Dog CCL injuries typically come on gradually rather than suddenly, and tend to become progressively worse with activity.
What are the symptoms of an ACL injury in dogs?
It's important to note that, because people are accustomed to ACL injuries, it is common to refer to CCL injuries in dogs as an ACL injury.
The most common signs of an ACL injury in dogs are:
- Lameness and limping in the hind legs.
- Stiffness, often most noticeable after rest, following exercise.
- Difficulty rising up off the floor or jumping.
Can a dog live with a torn ACL?
While a dog can live with a torn acl, their quality of life is severely affected. If your dog is suffering from a mild ACL injury, it is likely to become worse over time with symptoms becoming more pronounced. If left untreated a mild ACL injury will likely lead to a very painful tear.
Regretfully, dogs with a single ACL tear frequently start to favor the leg that is not injured during exercise, which frequently results in damage to the other leg as well. 60% of dogs with a single ACL injury are thought to eventually sprain their other knee.
How are dog ACL injuries treated?
Dogs with an ACL injury have several effective treatment options available. Your veterinarian will consider your dog's age, size, weight, and lifestyle when deciding on the best course of action for treating their injury.
What are the available ACL treatment options for dogs?
- Treating an ACL injury with a knee brace is a non-surgical option that may help to stabilize the knee joint, and give the ligament time to scar over and repair itself. In order to be effective, a knee brace should be combined with dramatically reduced activity levels, which can be difficult for many dogs.
Extracapsular Repair - Lateral Suture
- This type of ACL surgery is typically recommended for small to medium sized dogs weighing less than 50 lbs and involves replacing the torn ligament with an artificial ligament on the outside of the joint.
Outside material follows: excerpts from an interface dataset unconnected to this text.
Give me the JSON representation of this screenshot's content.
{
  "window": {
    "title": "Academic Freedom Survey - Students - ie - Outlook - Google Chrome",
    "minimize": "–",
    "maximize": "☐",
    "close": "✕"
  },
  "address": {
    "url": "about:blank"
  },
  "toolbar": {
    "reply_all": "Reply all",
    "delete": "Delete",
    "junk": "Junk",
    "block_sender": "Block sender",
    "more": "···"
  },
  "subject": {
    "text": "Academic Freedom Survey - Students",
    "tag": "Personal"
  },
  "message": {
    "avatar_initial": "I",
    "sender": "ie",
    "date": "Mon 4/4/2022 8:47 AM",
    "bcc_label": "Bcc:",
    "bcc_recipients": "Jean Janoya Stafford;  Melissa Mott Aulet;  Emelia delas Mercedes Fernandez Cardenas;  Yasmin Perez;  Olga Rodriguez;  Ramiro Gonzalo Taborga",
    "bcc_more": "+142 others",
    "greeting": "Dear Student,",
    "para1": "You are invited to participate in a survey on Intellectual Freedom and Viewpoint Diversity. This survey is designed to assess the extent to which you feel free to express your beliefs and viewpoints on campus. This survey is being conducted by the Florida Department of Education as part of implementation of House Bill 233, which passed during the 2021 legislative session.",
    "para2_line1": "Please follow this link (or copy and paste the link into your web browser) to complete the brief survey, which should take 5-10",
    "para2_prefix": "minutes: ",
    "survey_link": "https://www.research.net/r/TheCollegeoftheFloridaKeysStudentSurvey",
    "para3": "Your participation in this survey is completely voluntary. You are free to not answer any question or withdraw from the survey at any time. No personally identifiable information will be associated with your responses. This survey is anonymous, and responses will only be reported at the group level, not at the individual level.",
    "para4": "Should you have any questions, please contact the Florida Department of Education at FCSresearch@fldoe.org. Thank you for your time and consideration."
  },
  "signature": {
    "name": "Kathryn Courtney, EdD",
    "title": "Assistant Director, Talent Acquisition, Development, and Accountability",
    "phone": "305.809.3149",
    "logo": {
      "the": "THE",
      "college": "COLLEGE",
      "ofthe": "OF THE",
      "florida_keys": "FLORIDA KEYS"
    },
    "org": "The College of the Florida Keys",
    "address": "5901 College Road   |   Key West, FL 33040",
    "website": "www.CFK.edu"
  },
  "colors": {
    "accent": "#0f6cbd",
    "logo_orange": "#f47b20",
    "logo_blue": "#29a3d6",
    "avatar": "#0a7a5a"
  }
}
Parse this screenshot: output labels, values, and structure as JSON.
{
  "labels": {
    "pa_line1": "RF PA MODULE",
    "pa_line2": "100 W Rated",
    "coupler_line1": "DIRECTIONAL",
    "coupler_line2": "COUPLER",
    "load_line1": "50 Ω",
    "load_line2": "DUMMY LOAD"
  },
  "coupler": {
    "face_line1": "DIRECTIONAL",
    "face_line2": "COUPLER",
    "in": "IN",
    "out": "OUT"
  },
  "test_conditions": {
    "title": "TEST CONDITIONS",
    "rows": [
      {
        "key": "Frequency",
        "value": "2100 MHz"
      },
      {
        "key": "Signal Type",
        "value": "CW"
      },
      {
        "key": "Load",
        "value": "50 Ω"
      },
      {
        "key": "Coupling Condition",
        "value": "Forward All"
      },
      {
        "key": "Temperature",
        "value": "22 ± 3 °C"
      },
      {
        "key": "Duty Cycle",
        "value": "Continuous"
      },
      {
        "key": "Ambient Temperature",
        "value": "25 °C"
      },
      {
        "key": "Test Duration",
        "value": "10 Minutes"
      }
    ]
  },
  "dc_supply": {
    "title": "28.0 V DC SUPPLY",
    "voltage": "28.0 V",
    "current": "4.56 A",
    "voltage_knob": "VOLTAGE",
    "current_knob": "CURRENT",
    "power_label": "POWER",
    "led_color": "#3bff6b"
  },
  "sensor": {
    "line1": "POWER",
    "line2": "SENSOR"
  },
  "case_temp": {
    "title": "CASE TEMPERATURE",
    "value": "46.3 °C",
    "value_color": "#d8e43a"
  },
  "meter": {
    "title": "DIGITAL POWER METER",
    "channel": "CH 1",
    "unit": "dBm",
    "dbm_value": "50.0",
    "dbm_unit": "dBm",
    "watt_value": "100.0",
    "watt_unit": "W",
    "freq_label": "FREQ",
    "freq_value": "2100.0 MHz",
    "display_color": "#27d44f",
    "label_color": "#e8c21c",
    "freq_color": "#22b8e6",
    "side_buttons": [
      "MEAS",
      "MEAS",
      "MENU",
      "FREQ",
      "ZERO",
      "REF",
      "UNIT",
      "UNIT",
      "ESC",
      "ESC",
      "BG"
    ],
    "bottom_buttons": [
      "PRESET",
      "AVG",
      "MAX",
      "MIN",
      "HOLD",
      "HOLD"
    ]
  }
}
Tibial Plateau Leveling Osteotomy - TPLO
- With TPLO surgery the need for the CCL ligament is eliminated by cutting and flattening the tibial plateau (the top section of the tibia), then stabilizing it in a new position with the help of a plate and screws.
Tibial Tuberosity Advancement - TTA
- TTA surgery also eliminates the need for the CCL ligament by cutting the top of the tibia, moving it forward, and then stabilizing it in its new position with a a stainless steel metal plate.
How long will it take for my dog to recover from ACL surgery?
Some dogs will recover more quickly than others following ACL surgery. However, recovery from an ACL surgery is always a long process! While your dog may be able to walk as soon as 24 hours following surgery, expect full recovery and a return to normal activities to take 16 weeks or longer.
It's critical to monitor your dog's recuperation and heed the advice of your veterinarian. When a dog resists an exercise, you should never force them to do it because this could cause the leg to get hurt again.